Reuter, whose Gusto Collective is a brand tech company working with a range of luxury brands in Asia, divides her time between Shanghai and Europe. She’ll be heading back to Shanghai in February and, although she’ll just miss the Chinese New Year celebrations, she’s relieved not to have to quarantine.
From a business perspective, her take on China is that “2020 and 2021 were very positive for us because the border was shut. You had all these people with money to spend who decided to spend it on luxury in China as opposed to historically travelling outside of China and purchasing luxury items when they were in Europe or the US.”
By February 2021, China’s domestic air travel had also bounced back to near pre-pandemic levels as residents took advantage to travel to the wide range of landscapes the country has to offer: from the rugged terraces and mountains of Yunnan to the beaches of Hainan.
But, as Reuter explains, 2022 was a different story: the omicron variant had arrived. In spring, “Shanghai effectively was locked down for 70 days, and people were not able to leave their homes. And that doesn’t put you in a great mood for buying that Dior handbag,” she explains.
The economy did take a hit: in its December 2022 publication, the World Bank stated that, “Despite policy support, real GDP growth is expected to slow to 2.7% in 2022, before recovering to 4.3% in 2023 amid a reopening of the economy.”
The rise of (innovative) luxury brands
Reuter, who has lived in Asia since 1993 and speaks Mandarin fluently, also anticipates a rebound. And she doesn’t anticipate luxury consumption going back to the pre-pandemic ways: “I think that people are very much open now to purchasing luxury. The offering, in terms of innovation in retail and experiences and brands, is absolutely world class in China.”
Luxury brands have been incredibly innovative in China--and more so than in the rest of the world…
While just a decade ago, Chinese consumers would have gone to places like Paris, London or other fashion capitals because certain brands might not have been available back home, today this is no longer the case.
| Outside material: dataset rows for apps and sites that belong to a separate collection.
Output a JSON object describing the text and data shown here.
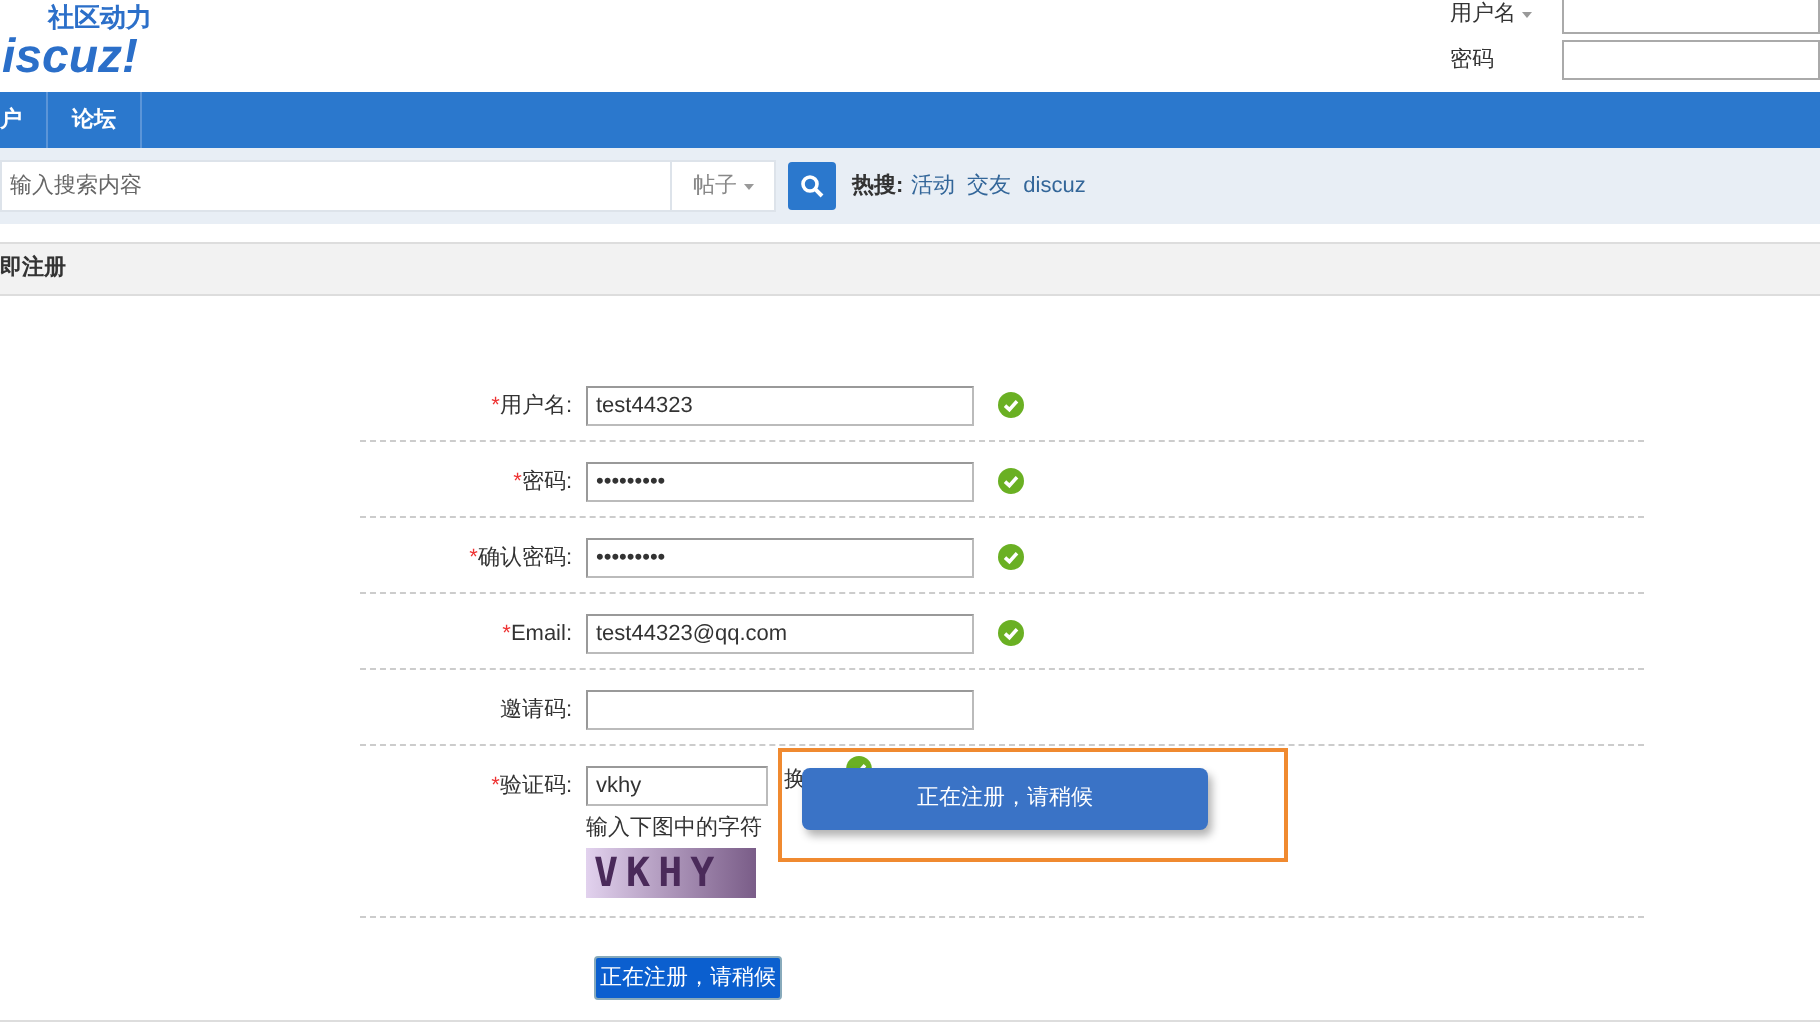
{
  "logo": {
    "tagline": "社区动力",
    "wordmark": "iscuz!"
  },
  "login": {
    "username_label": "用户名",
    "password_label": "密码"
  },
  "nav": [
    {
      "label": "户",
      "selected": false
    },
    {
      "label": "论坛",
      "selected": false
    }
  ],
  "search": {
    "placeholder": "输入搜索内容",
    "scope": "帖子",
    "hot_label": "热搜:",
    "hot_links": [
      "活动",
      "交友",
      "discuz"
    ]
  },
  "section_title": "即注册",
  "fields": [
    {
      "kind": "text",
      "asterisk": "*",
      "label": "用户名:",
      "value": "test44323",
      "valid": true
    },
    {
      "kind": "text",
      "asterisk": "*",
      "label": "密码:",
      "value": "•••••••••",
      "valid": true
    },
    {
      "kind": "text",
      "asterisk": "*",
      "label": "确认密码:",
      "value": "•••••••••",
      "valid": true
    },
    {
      "kind": "text",
      "asterisk": "*",
      "label": "Email:",
      "value": "test44323@qq.com",
      "valid": true
    },
    {
      "kind": "text",
      "label": "邀请码:",
      "valid": false
    },
    {
      "kind": "captcha",
      "asterisk": "*",
      "label": "验证码:",
      "value": "vkhy",
      "valid": true,
      "refresh": "换",
      "hint": "输入下图中的字符",
      "code": "VKHY"
    }
  ],
  "submit": "正在注册，请稍候",
  "popup": {
    "message": "正在注册，请稍候"
  }
}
Not only are there homegrown luxury labels, which have rapidly evolved over the last five to ten years, but “luxury brands have been incredibly innovative in China--and more so than in the rest of the world--because they’ve had to embrace Chinese social media apps that are completely unique and require different types of content. They’ve embraced things like live streaming, meta humans, virtual influencers, VR and AR.”
Brands like Louis Vuitton, Dior, Chanel, etc., have taken note of the need for innovation. Louis Vuitton, for example, presented its spring/summer 2022 collection in Shanghai along the docks on the Huangpu River, with 19 exclusive looks and three bags specifically targeted to China. The live event, adorned with ritzy chandeliers, was also livestreamed across six platforms, gaining hundreds of millions of views in mere hours.
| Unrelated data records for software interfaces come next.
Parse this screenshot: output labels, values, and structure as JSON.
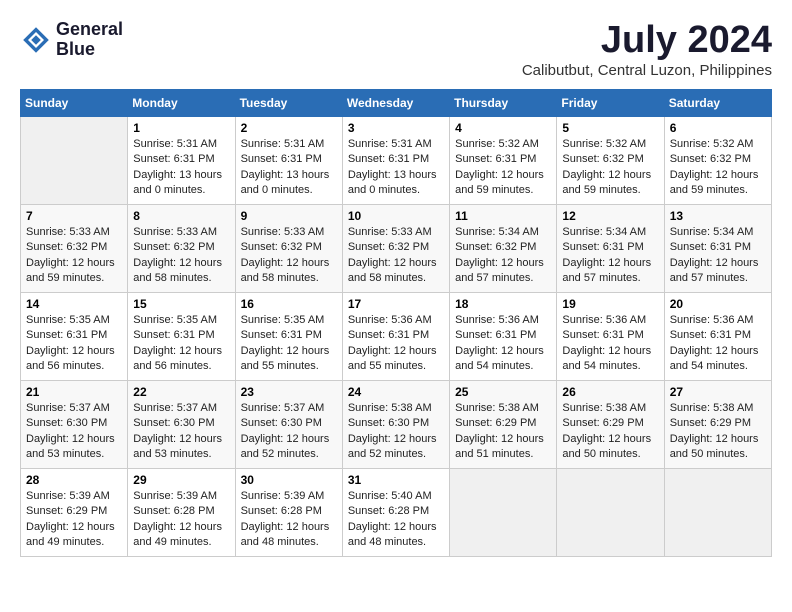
{
  "header": {
    "logo_line1": "General",
    "logo_line2": "Blue",
    "title": "July 2024",
    "subtitle": "Calibutbut, Central Luzon, Philippines"
  },
  "calendar": {
    "days_of_week": [
      "Sunday",
      "Monday",
      "Tuesday",
      "Wednesday",
      "Thursday",
      "Friday",
      "Saturday"
    ],
    "weeks": [
      [
        {
          "day": "",
          "info": ""
        },
        {
          "day": "1",
          "info": "Sunrise: 5:31 AM\nSunset: 6:31 PM\nDaylight: 13 hours\nand 0 minutes."
        },
        {
          "day": "2",
          "info": "Sunrise: 5:31 AM\nSunset: 6:31 PM\nDaylight: 13 hours\nand 0 minutes."
        },
        {
          "day": "3",
          "info": "Sunrise: 5:31 AM\nSunset: 6:31 PM\nDaylight: 13 hours\nand 0 minutes."
        },
        {
          "day": "4",
          "info": "Sunrise: 5:32 AM\nSunset: 6:31 PM\nDaylight: 12 hours\nand 59 minutes."
        },
        {
          "day": "5",
          "info": "Sunrise: 5:32 AM\nSunset: 6:32 PM\nDaylight: 12 hours\nand 59 minutes."
        },
        {
          "day": "6",
          "info": "Sunrise: 5:32 AM\nSunset: 6:32 PM\nDaylight: 12 hours\nand 59 minutes."
        }
      ],
      [
        {
          "day": "7",
          "info": "Sunrise: 5:33 AM\nSunset: 6:32 PM\nDaylight: 12 hours\nand 59 minutes."
        },
        {
          "day": "8",
          "info": "Sunrise: 5:33 AM\nSunset: 6:32 PM\nDaylight: 12 hours\nand 58 minutes."
        },
        {
          "day": "9",
          "info": "Sunrise: 5:33 AM\nSunset: 6:32 PM\nDaylight: 12 hours\nand 58 minutes."
        },
        {
          "day": "10",
          "info": "Sunrise: 5:33 AM\nSunset: 6:32 PM\nDaylight: 12 hours\nand 58 minutes."
        },
        {
          "day": "11",
          "info": "Sunrise: 5:34 AM\nSunset: 6:32 PM\nDaylight: 12 hours\nand 57 minutes."
        },
        {
          "day": "12",
          "info": "Sunrise: 5:34 AM\nSunset: 6:31 PM\nDaylight: 12 hours\nand 57 minutes."
        },
        {
          "day": "13",
          "info": "Sunrise: 5:34 AM\nSunset: 6:31 PM\nDaylight: 12 hours\nand 57 minutes."
        }
      ],
      [
        {
          "day": "14",
          "info": "Sunrise: 5:35 AM\nSunset: 6:31 PM\nDaylight: 12 hours\nand 56 minutes."
        },
        {
          "day": "15",
          "info": "Sunrise: 5:35 AM\nSunset: 6:31 PM\nDaylight: 12 hours\nand 56 minutes."
        },
        {
          "day": "16",
          "info": "Sunrise: 5:35 AM\nSunset: 6:31 PM\nDaylight: 12 hours\nand 55 minutes."
        },
        {
          "day": "17",
          "info": "Sunrise: 5:36 AM\nSunset: 6:31 PM\nDaylight: 12 hours\nand 55 minutes."
        },
        {
          "day": "18",
          "info": "Sunrise: 5:36 AM\nSunset: 6:31 PM\nDaylight: 12 hours\nand 54 minutes."
        },
        {
          "day": "19",
          "info": "Sunrise: 5:36 AM\nSunset: 6:31 PM\nDaylight: 12 hours\nand 54 minutes."
        },
        {
          "day": "20",
          "info": "Sunrise: 5:36 AM\nSunset: 6:31 PM\nDaylight: 12 hours\nand 54 minutes."
        }
      ],
      [
        {
          "day": "21",
          "info": "Sunrise: 5:37 AM\nSunset: 6:30 PM\nDaylight: 12 hours\nand 53 minutes."
        },
        {
          "day": "22",
          "info": "Sunrise: 5:37 AM\nSunset: 6:30 PM\nDaylight: 12 hours\nand 53 minutes."
        },
        {
          "day": "23",
          "info": "Sunrise: 5:37 AM\nSunset: 6:30 PM\nDaylight: 12 hours\nand 52 minutes."
        },
        {
          "day": "24",
          "info": "Sunrise: 5:38 AM\nSunset: 6:30 PM\nDaylight: 12 hours\nand 52 minutes."
        },
        {
          "day": "25",
          "info": "Sunrise: 5:38 AM\nSunset: 6:29 PM\nDaylight: 12 hours\nand 51 minutes."
        },
        {
          "day": "26",
          "info": "Sunrise: 5:38 AM\nSunset: 6:29 PM\nDaylight: 12 hours\nand 50 minutes."
        },
        {
          "day": "27",
          "info": "Sunrise: 5:38 AM\nSunset: 6:29 PM\nDaylight: 12 hours\nand 50 minutes."
        }
      ],
      [
        {
          "day": "28",
          "info": "Sunrise: 5:39 AM\nSunset: 6:29 PM\nDaylight: 12 hours\nand 49 minutes."
        },
        {
          "day": "29",
          "info": "Sunrise: 5:39 AM\nSunset: 6:28 PM\nDaylight: 12 hours\nand 49 minutes."
        },
        {
          "day": "30",
          "info": "Sunrise: 5:39 AM\nSunset: 6:28 PM\nDaylight: 12 hours\nand 48 minutes."
        },
        {
          "day": "31",
          "info": "Sunrise: 5:40 AM\nSunset: 6:28 PM\nDaylight: 12 hours\nand 48 minutes."
        },
        {
          "day": "",
          "info": ""
        },
        {
          "day": "",
          "info": ""
        },
        {
          "day": "",
          "info": ""
        }
      ]
    ]
  }
}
Maison Chaumet (also LVMH owned) in 2021 also showcased its tiaras through interactive installations and holographic projects, while a WeChat showroom gave visitors the possibility to customise their own experience.
Bottega Veneta has also earned cultural creds: it took over the Great Wall of China for the lunar new year in 2022 with a digital installation, and this year it has other phygital initiatives in store.
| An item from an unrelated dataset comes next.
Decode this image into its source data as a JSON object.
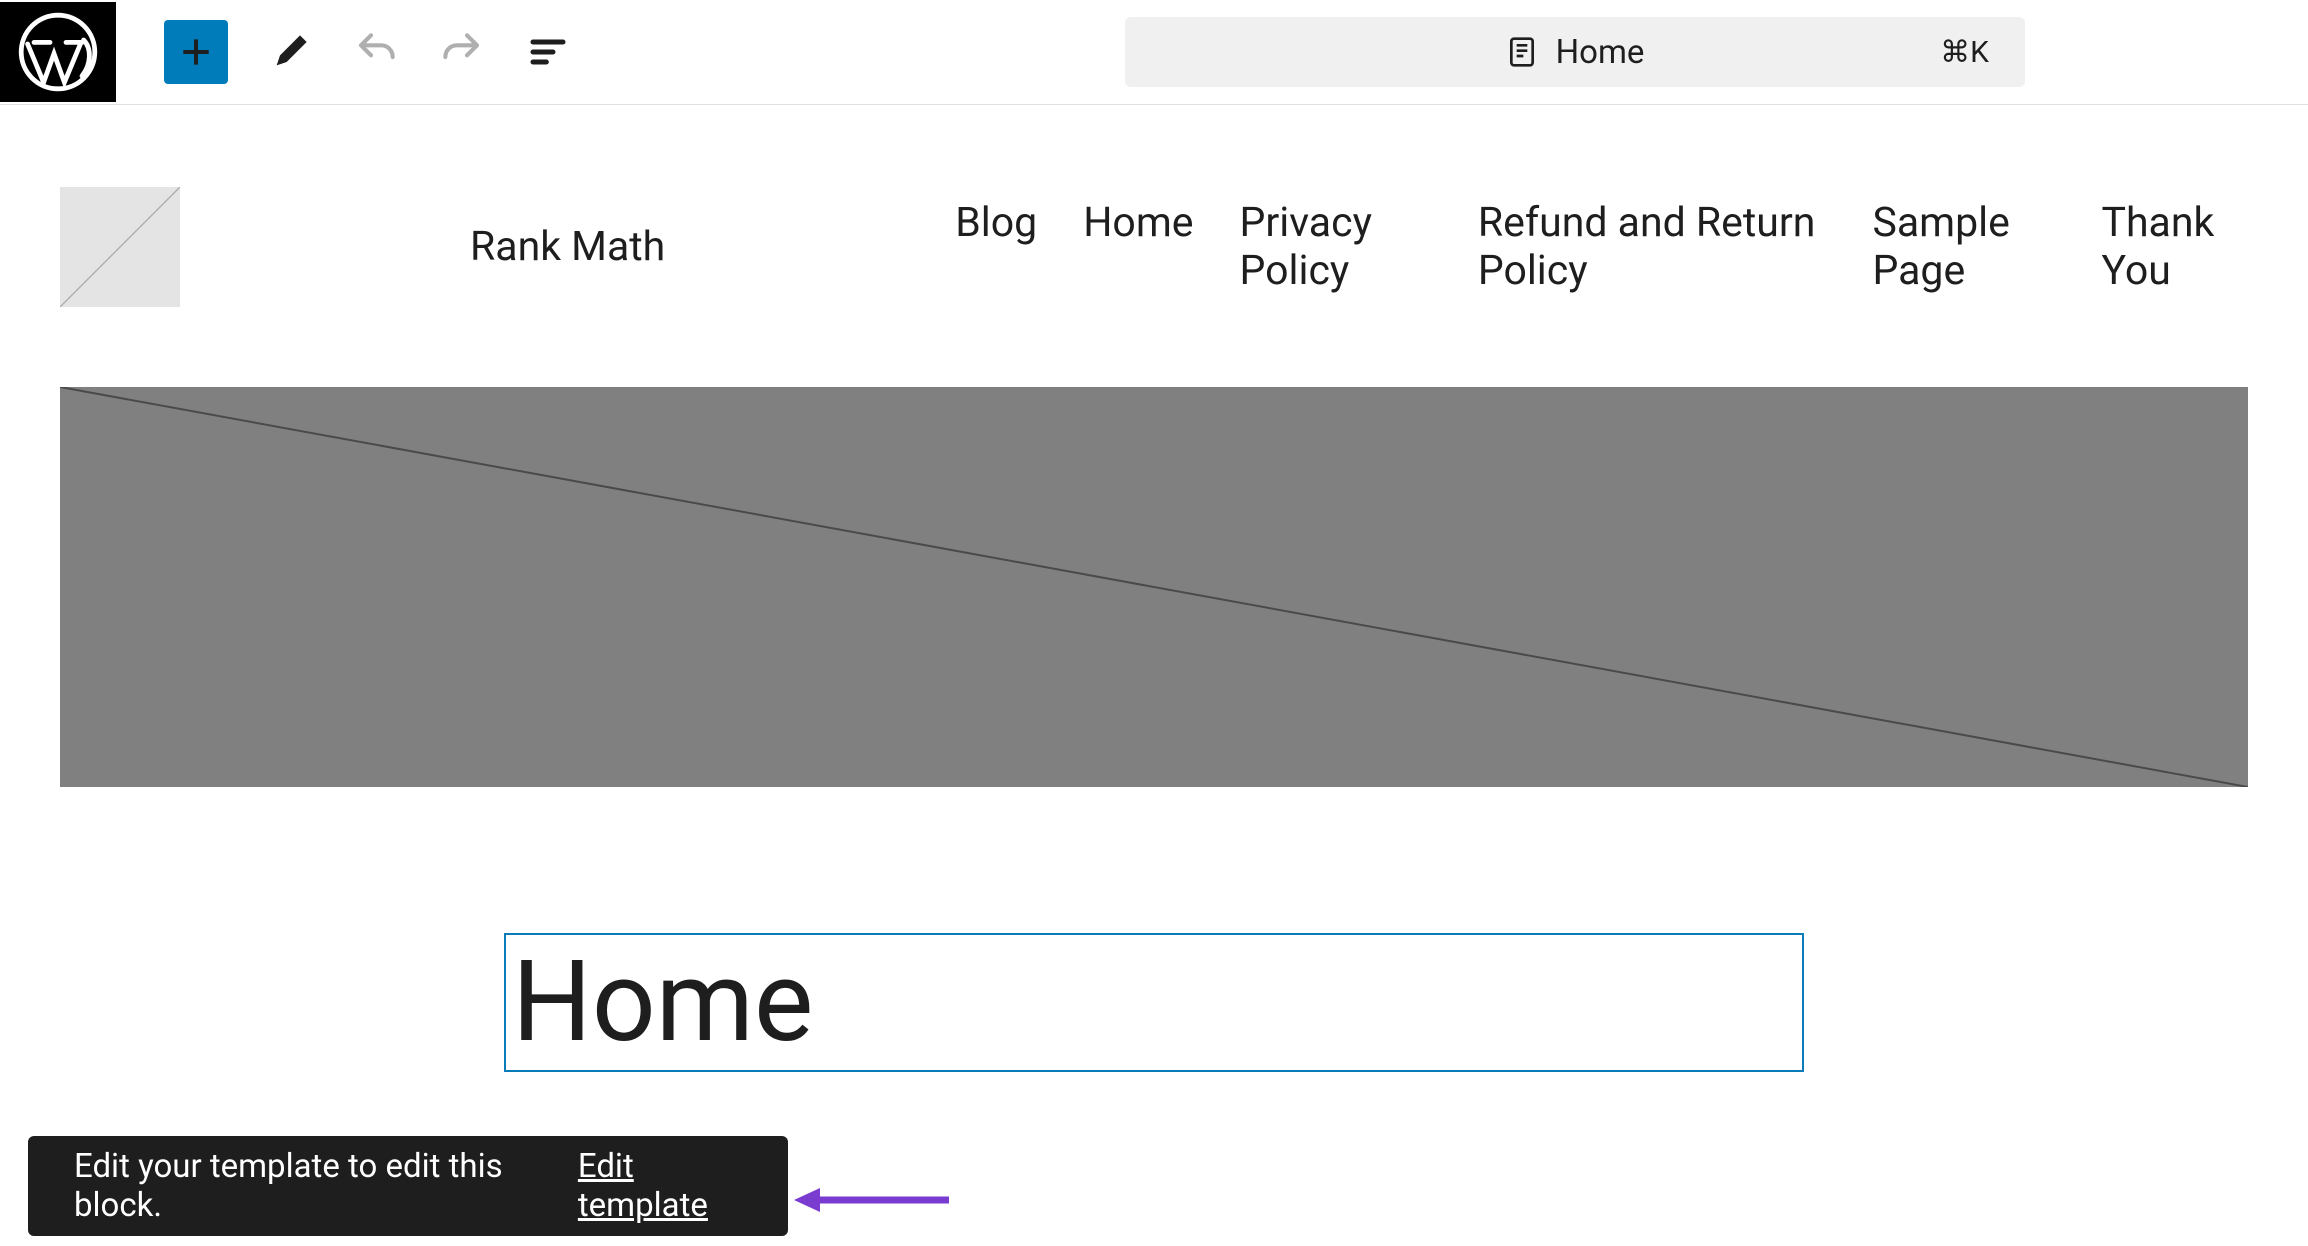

A luxurious sweet spot
China’s unique digital ecosystem, Reuter argues, has helped set the stage for 2023 to see further growth in luxury. “Because of the great Chinese firewall, you’ve had this opportunity for homegrown social media apps that are incredibly clever and different, fully integrated and seamless,” Reuter explains. And while in the west, livestreaming may not have previously been associated with luxury--“you wouldn’t really be looking at Dior for a livestreaming experience--what covid forced brands to do was to actually take risks and start exploring some of these platforms and innovation techniques because they couldn’t keep the stores open in 2020.”
What’s more, according to a 2023 McKinsey China consumer report, one of the top trends that will reshape the nation’s market is the continuing rise of the middle class. As the authors point out, “increasingly, these [middle-class] households are joining the ranks of the upper-middle and high-income bracket, with annual incomes above ¥160,000 [roughly €22,000, editor’s note]. Over the next three years, China is expected to add another 71m upper-middle and high-income households.”
For Reuter, that represents “all the elements you need for luxury brands to continue to prosper” which, of course, is a good thing for her own business. Reuter is working with a number of western department stores to help them better understand what the Chinese are doing and how they might take inspiration from that. “I think it’s become a challenge now for western brands who, in the past, never thought they were competing with Chinese brands.”